__Try it__
Copy out the listing below, keeping every character as is.

__Recorded information__
● ● ● ● ● ● ●
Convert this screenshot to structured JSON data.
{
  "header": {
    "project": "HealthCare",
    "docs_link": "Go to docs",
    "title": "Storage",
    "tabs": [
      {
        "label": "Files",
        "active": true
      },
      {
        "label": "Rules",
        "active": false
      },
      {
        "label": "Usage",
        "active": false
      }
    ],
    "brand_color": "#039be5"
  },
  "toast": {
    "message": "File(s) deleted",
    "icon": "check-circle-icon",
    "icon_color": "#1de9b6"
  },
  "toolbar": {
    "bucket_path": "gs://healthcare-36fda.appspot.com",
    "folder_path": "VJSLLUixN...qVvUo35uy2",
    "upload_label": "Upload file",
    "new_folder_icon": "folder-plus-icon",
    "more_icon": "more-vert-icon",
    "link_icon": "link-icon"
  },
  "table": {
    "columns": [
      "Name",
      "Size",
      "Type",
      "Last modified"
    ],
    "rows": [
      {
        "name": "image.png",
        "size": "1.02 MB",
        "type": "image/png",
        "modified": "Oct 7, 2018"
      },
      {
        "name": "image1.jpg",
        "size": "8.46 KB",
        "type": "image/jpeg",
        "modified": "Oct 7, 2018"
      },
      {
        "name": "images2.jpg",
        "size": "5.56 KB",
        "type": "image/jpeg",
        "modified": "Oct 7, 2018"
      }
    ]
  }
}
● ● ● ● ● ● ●
__Answer section__
Convert this screenshot to structured JSON data.
{
  "header": {
    "project": "HealthCare",
    "docs_link": "Go to docs",
    "title": "Storage",
    "tabs": [
      {
        "label": "Files",
        "active": true
      },
      {
        "label": "Rules",
        "active": false
      },
      {
        "label": "Usage",
        "active": false
      }
    ],
    "brand_color": "#039be5"
  },
  "toast": {
    "message": "File(s) deleted",
    "icon": "check-circle-icon",
    "icon_color": "#1de9b6"
  },
  "toolbar": {
    "bucket_path": "gs://healthcare-36fda.appspot.com",
    "folder_path": "VJSLLUixN...qVvUo35uy2",
    "upload_label": "Upload file",
    "new_folder_icon": "folder-plus-icon",
    "more_icon": "more-vert-icon",
    "link_icon": "link-icon"
  },
  "table": {
    "columns": [
      "Name",
      "Size",
      "Type",
      "Last modified"
    ],
    "rows": [
      {
        "name": "image.png",
        "size": "1.02 MB",
        "type": "image/png",
        "modified": "Oct 7, 2018"
      },
      {
        "name": "image1.jpg",
        "size": "8.46 KB",
        "type": "image/jpeg",
        "modified": "Oct 7, 2018"
      },
      {
        "name": "images2.jpg",
        "size": "5.56 KB",
        "type": "image/jpeg",
        "modified": "Oct 7, 2018"
      }
    ]
  }
}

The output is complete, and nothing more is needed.